The obituary was for Barbara T. Lenz, a 51 year old woman with Down's Syndrome.  Her obituary is quite the celebration of her life.

Thursday, March 6, 2014


When you're feeling sick, a nap is a great thing.  Lyn had announced to Mom that she didn't need a nap and it was her decision.  Mom softly agreed.

The day had started off well.  Lyn had woken feeling a bit better.  She felt active and ate well at lunch.  She was in a good mood and didn't argue over anything.

Spring is starting in New Mexico and Mom was able to convince Lyn to sit out in the warm sun for a bit after lunch.  She relaxed into the warmth and soon was fading.  When Mom suggested a nap, Lyn readily agreed.

She changed into her pajamas and napped for two solid hours.  She had to keep her door closed or Nikka was going to crawl up in the bed with her.  By 4:30, Lyn was done with dinner and by 6 she was done for the night.

She has decided she needs to stay home another day.  Mom has sent an email to notify the staff.  Hopefully, another day of napping will help her mend.

Wednesday, March 5, 2014

Watching TV

Lyn's sick again.

She came home early from day hab.  She's got a cold and has already gone through a box of tissues.  Hopefully, this cold won't last too long or go into another big infection.  It was only a month ago that she had her last one.

I expect that she'll spend today napping and watching tv.  Not a bad way to spend the day when you're feeling poorly and you have an attentive buddy at your side.

Tuesday, March 4, 2014

Not to Complicate Matters

In reading through Alzheimer's news yesterday, I found a study on twins with Alzheimer's which was very interesting because it looked at the brains of twins after they had passed.  At least one twin of each pair had been diagnosed with Alzheimer's before their deaths.  Not only had the twins shows similar progression of symptoms; their brains had similar damage.

The part that jumped out at me, however, was the opening sentence of the news release (linked above).  It states, "Despite widespread use of a single term, Alzheimer’s disease is actually a diverse collection of diseases, symptoms and pathological changes."  This stands out because it is the first time I've seen Alzheimer's referred to as more than a single disease.
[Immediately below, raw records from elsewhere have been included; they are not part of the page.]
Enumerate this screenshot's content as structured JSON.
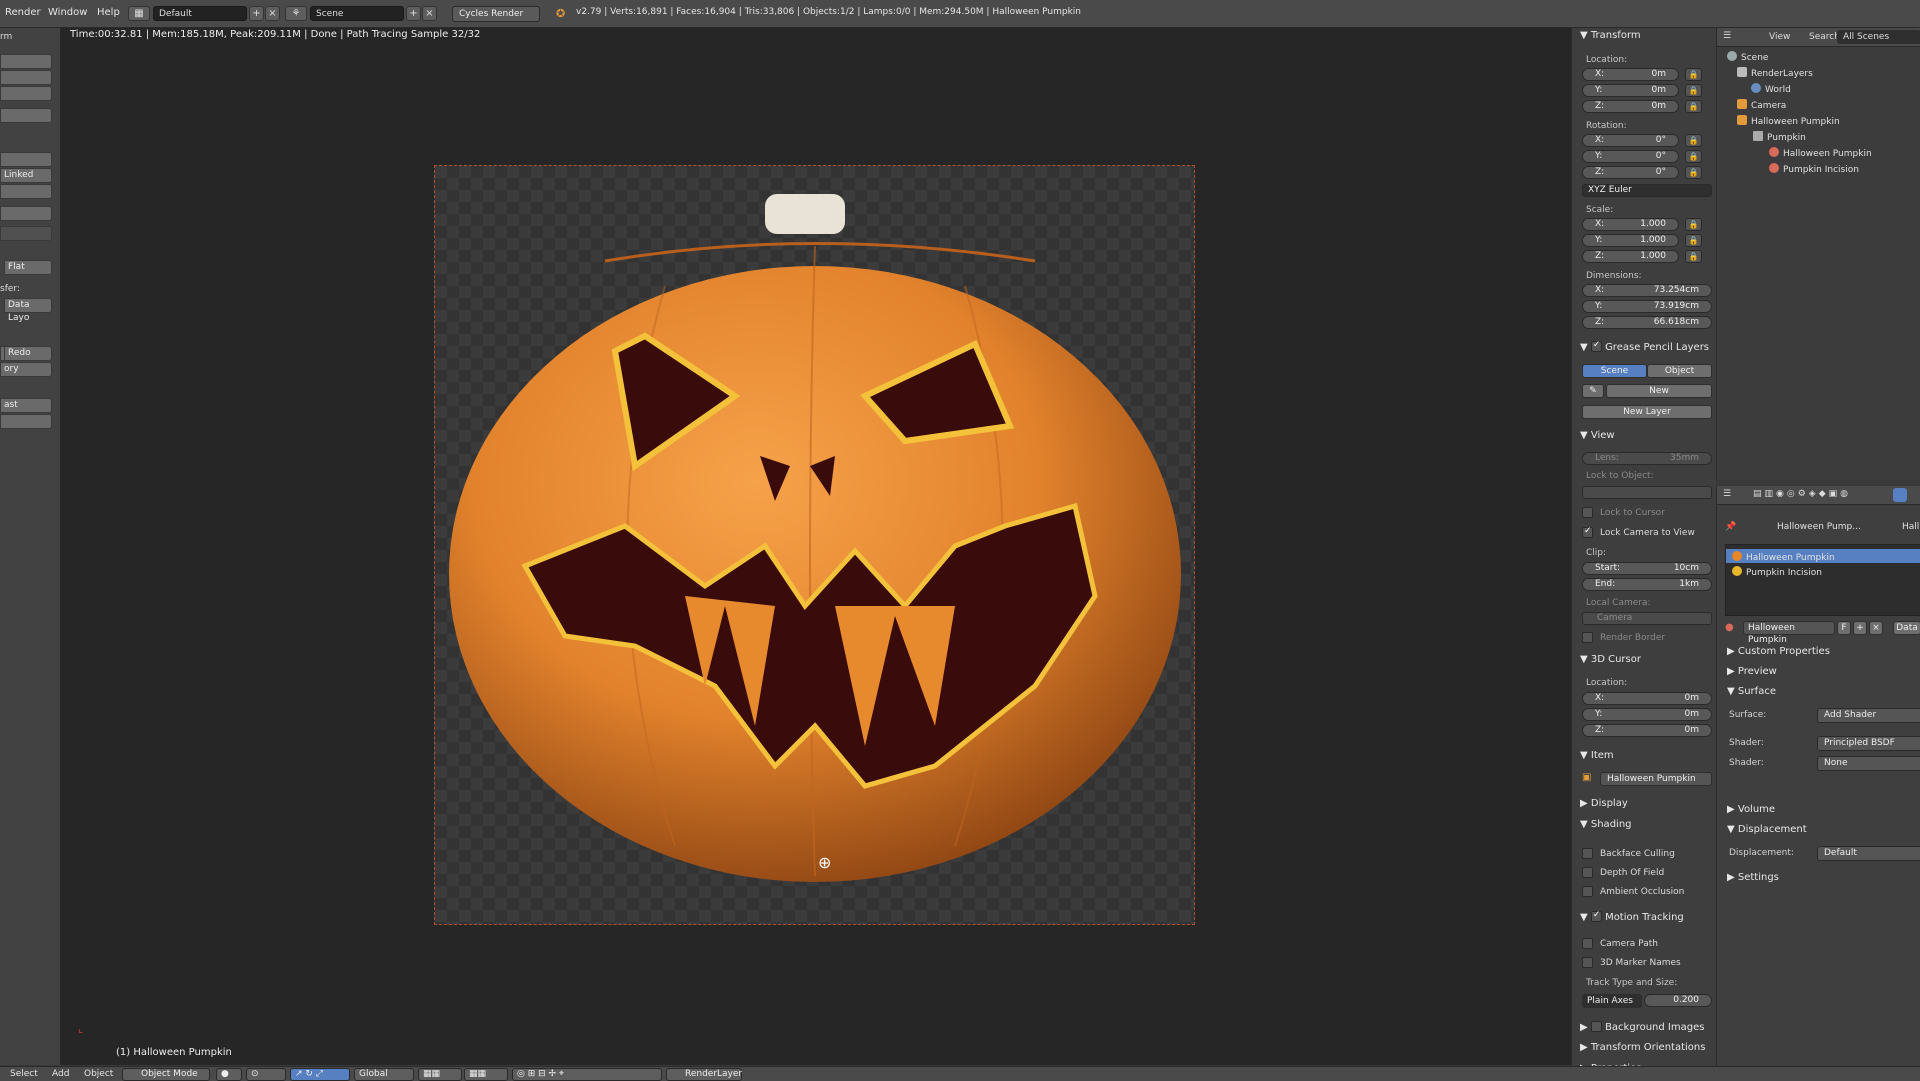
{
  "topbar": {
    "menus": [
      "Render",
      "Window",
      "Help"
    ],
    "layout": "Default",
    "scene": "Scene",
    "engine": "Cycles Render",
    "stats": "v2.79 | Verts:16,891 | Faces:16,904 | Tris:33,806 | Objects:1/2 | Lamps:0/0 | Mem:294.50M | Halloween Pumpkin"
  },
  "left_toolbar": {
    "tab": "rm",
    "linked": "Linked",
    "flat": "Flat",
    "sfer": "sfer:",
    "data_layo": "Data Layo",
    "redo": "Redo",
    "ory": "ory",
    "ast": "ast"
  },
  "viewport": {
    "status": "Time:00:32.81 | Mem:185.18M, Peak:209.11M | Done | Path Tracing Sample 32/32",
    "object_label": "(1) Halloween Pumpkin"
  },
  "npanel": {
    "transform": {
      "title": "Transform",
      "location_label": "Location:",
      "location": [
        {
          "k": "X:",
          "v": "0m"
        },
        {
          "k": "Y:",
          "v": "0m"
        },
        {
          "k": "Z:",
          "v": "0m"
        }
      ],
      "rotation_label": "Rotation:",
      "rotation": [
        {
          "k": "X:",
          "v": "0°"
        },
        {
          "k": "Y:",
          "v": "0°"
        },
        {
          "k": "Z:",
          "v": "0°"
        }
      ],
      "rotation_mode": "XYZ Euler",
      "scale_label": "Scale:",
      "scale": [
        {
          "k": "X:",
          "v": "1.000"
        },
        {
          "k": "Y:",
          "v": "1.000"
        },
        {
          "k": "Z:",
          "v": "1.000"
        }
      ],
      "dimensions_label": "Dimensions:",
      "dimensions": [
        {
          "k": "X:",
          "v": "73.254cm"
        },
        {
          "k": "Y:",
          "v": "73.919cm"
        },
        {
          "k": "Z:",
          "v": "66.618cm"
        }
      ]
    },
    "grease": {
      "title": "Grease Pencil Layers",
      "scene_tab": "Scene",
      "object_tab": "Object",
      "new": "New",
      "new_layer": "New Layer"
    },
    "view": {
      "title": "View",
      "lens_k": "Lens:",
      "lens_v": "35mm",
      "lock_to_object": "Lock to Object:",
      "lock_to_cursor": "Lock to Cursor",
      "lock_camera": "Lock Camera to View",
      "clip": "Clip:",
      "start_k": "Start:",
      "start_v": "10cm",
      "end_k": "End:",
      "end_v": "1km",
      "local_camera": "Local Camera:",
      "camera": "Camera",
      "render_border": "Render Border"
    },
    "cursor": {
      "title": "3D Cursor",
      "location_label": "Location:",
      "location": [
        {
          "k": "X:",
          "v": "0m"
        },
        {
          "k": "Y:",
          "v": "0m"
        },
        {
          "k": "Z:",
          "v": "0m"
        }
      ]
    },
    "item": {
      "title": "Item",
      "name": "Halloween Pumpkin"
    },
    "display": {
      "title": "Display"
    },
    "shading": {
      "title": "Shading",
      "backface": "Backface Culling",
      "dof": "Depth Of Field",
      "ao": "Ambient Occlusion"
    },
    "motion": {
      "title": "Motion Tracking",
      "camera_path": "Camera Path",
      "marker_names": "3D Marker Names",
      "track_label": "Track Type and Size:",
      "track_type": "Plain Axes",
      "track_size": "0.200"
    },
    "background_images": "Background Images",
    "transform_orientations": "Transform Orientations",
    "properties": "Properties"
  },
  "outliner": {
    "view": "View",
    "search": "Search",
    "scenes": "All Scenes",
    "tree": [
      "Scene",
      "RenderLayers",
      "World",
      "Camera",
      "Halloween Pumpkin",
      "Pumpkin",
      "Halloween Pumpkin",
      "Pumpkin Incision"
    ]
  },
  "properties": {
    "breadcrumb_obj": "Halloween Pump...",
    "breadcrumb_mat": "Hall",
    "materials": [
      "Halloween Pumpkin",
      "Pumpkin Incision"
    ],
    "material_name": "Halloween Pumpkin",
    "material_f": "F",
    "data": "Data",
    "custom_props": "Custom Properties",
    "preview": "Preview",
    "surface": "Surface",
    "surface_label": "Surface:",
    "surface_value": "Add Shader",
    "shader_label": "Shader:",
    "shader1": "Principled BSDF",
    "shader2": "None",
    "volume": "Volume",
    "displacement": "Displacement",
    "displacement_label": "Displacement:",
    "displacement_value": "Default",
    "settings": "Settings"
  },
  "bottombar": {
    "menus": [
      "Select",
      "Add",
      "Object"
    ],
    "mode": "Object Mode",
    "orientation": "Global",
    "renderlayer": "RenderLayer"
  },
  "colors": {
    "accent": "#5680c2",
    "pumpkin": "#e8862a",
    "frame": "#b0502a"
  }
}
If this is true, it may explain a number of things that have been previously noted about Alzheimer's  and the people who have it.  Why is it so hard to find the cause; not just an increased risk factor?  Why have we been unable to devise a definitive test?  Why have we been unable to develop an effective treatment or prophylactic?  Why does the disease progress so differently from patient to patient?  We recognize themes and variations on patterns seen with the patients, but my sister's experience will differ quite a bit from that of another person.  It differs even from what we saw with my Grandmother.
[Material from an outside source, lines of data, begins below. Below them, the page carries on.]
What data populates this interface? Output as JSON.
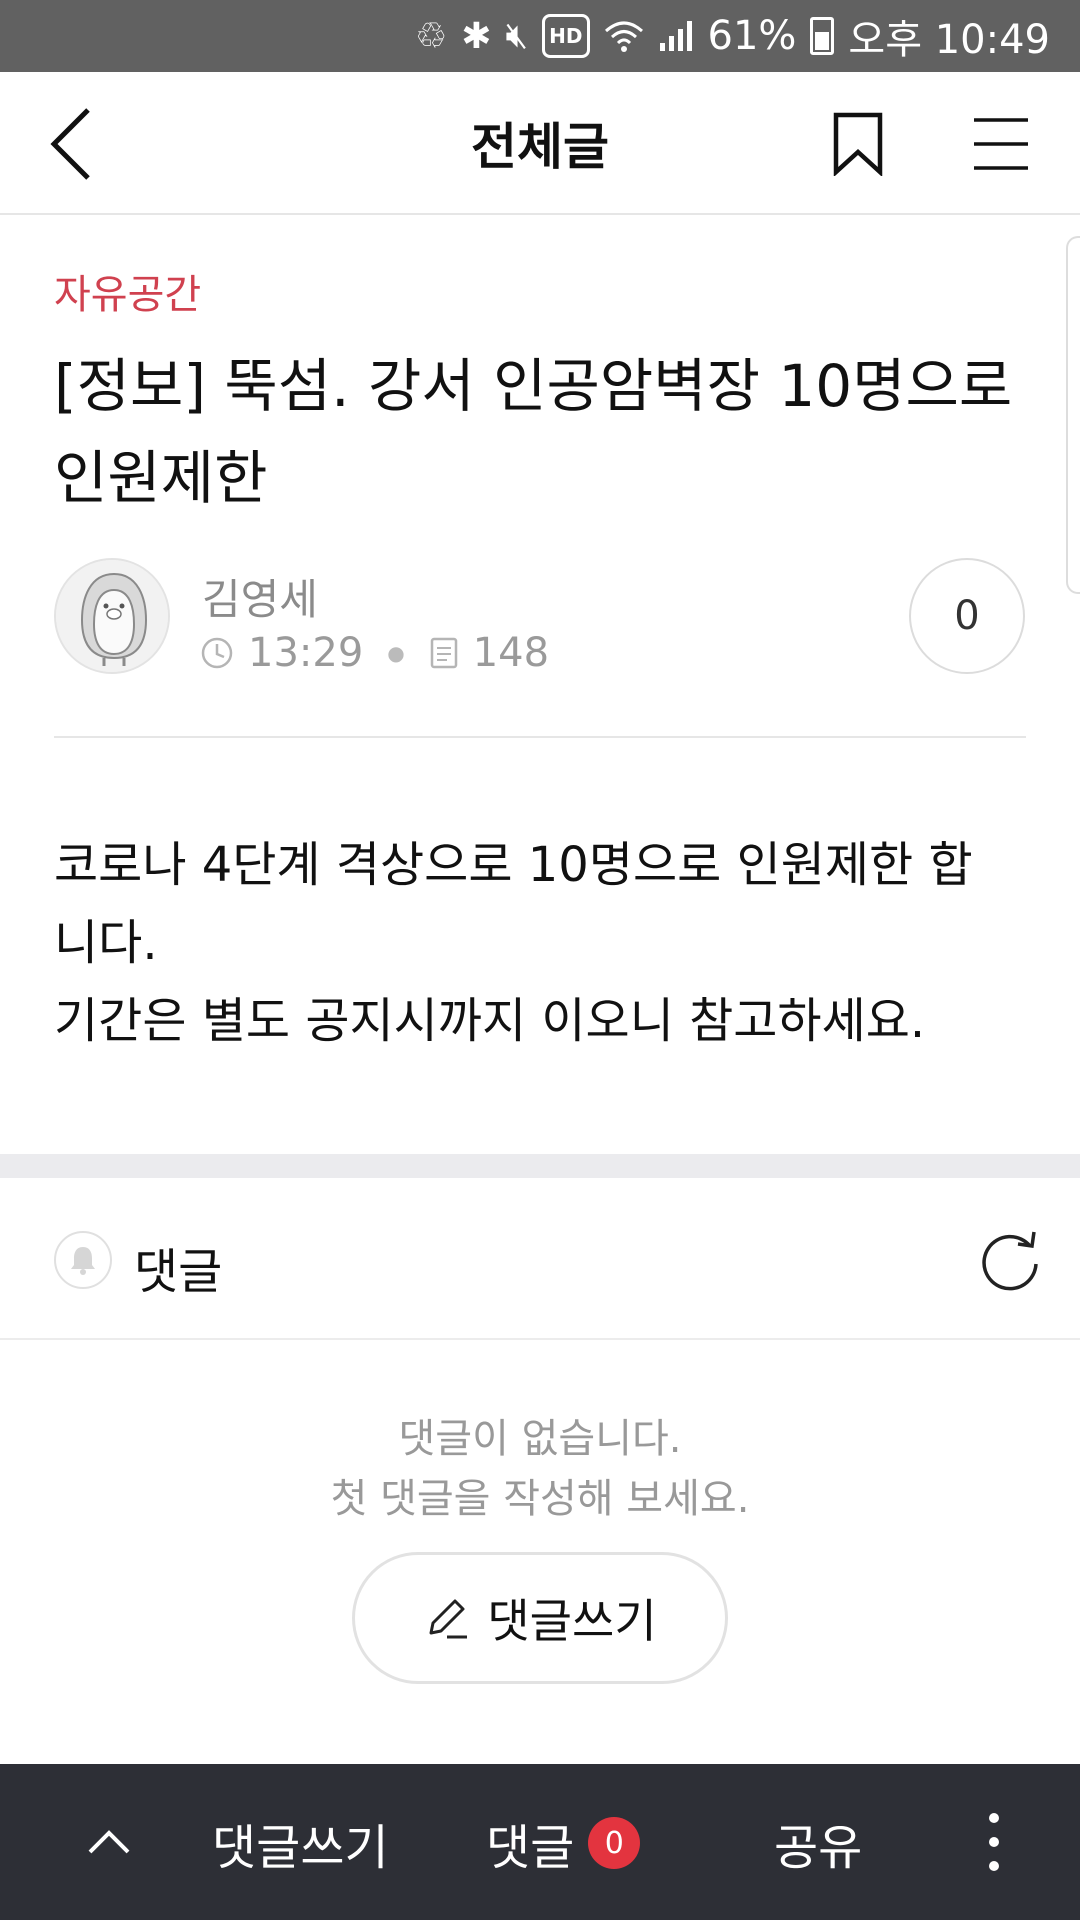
{
  "status_bar": {
    "battery": "61%",
    "time": "오후 10:49",
    "icons": [
      "data-saver-icon",
      "bluetooth-icon",
      "mute-icon",
      "hd-icon",
      "wifi-icon",
      "signal-icon",
      "battery-icon"
    ],
    "hd_label": "HD"
  },
  "header": {
    "title": "전체글",
    "icons": [
      "back-icon",
      "bookmark-icon",
      "menu-icon"
    ]
  },
  "post": {
    "category": "자유공간",
    "title_line1": "[정보] 뚝섬. 강서 인공암벽장 10명으로",
    "title_line2": "인원제한",
    "author": "김영세",
    "time": "13:29",
    "views": "148",
    "likes": "0",
    "body_line1": "코로나 4단계 격상으로 10명으로 인원제한 합",
    "body_line2": "니다.",
    "body_line3": "기간은 별도 공지시까지 이오니 참고하세요."
  },
  "comments": {
    "label": "댓글",
    "empty_line1": "댓글이 없습니다.",
    "empty_line2": "첫 댓글을 작성해 보세요.",
    "write_button": "댓글쓰기"
  },
  "bottom_bar": {
    "write": "댓글쓰기",
    "comments": "댓글",
    "comment_count": "0",
    "share": "공유"
  },
  "colors": {
    "category": "#d0414f",
    "badge": "#e3343f",
    "bottom_bar": "#2d2f36",
    "status_bar": "#616161"
  }
}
Could it be that, perhaps, we've been wrong and we're really dealing with multiple diseases?

Monday, March 3, 2014

Keeping Warm

Lyn complained of being cold as she sat watching Cinderella yesterday afternoon.  Mom was just pulling sheets out of the dryer when Lyn spoke up.  So she wrapped the hot sheets around Lyn.

Lyn was quite happy with the arrangement.  Keep in mind that she had a wool blanket over her lap, had on two pair of socks, sweat pants and a sweat shirt.  She reminds me of our Grandmother with her inability to keep warm.

The sheets made all the difference.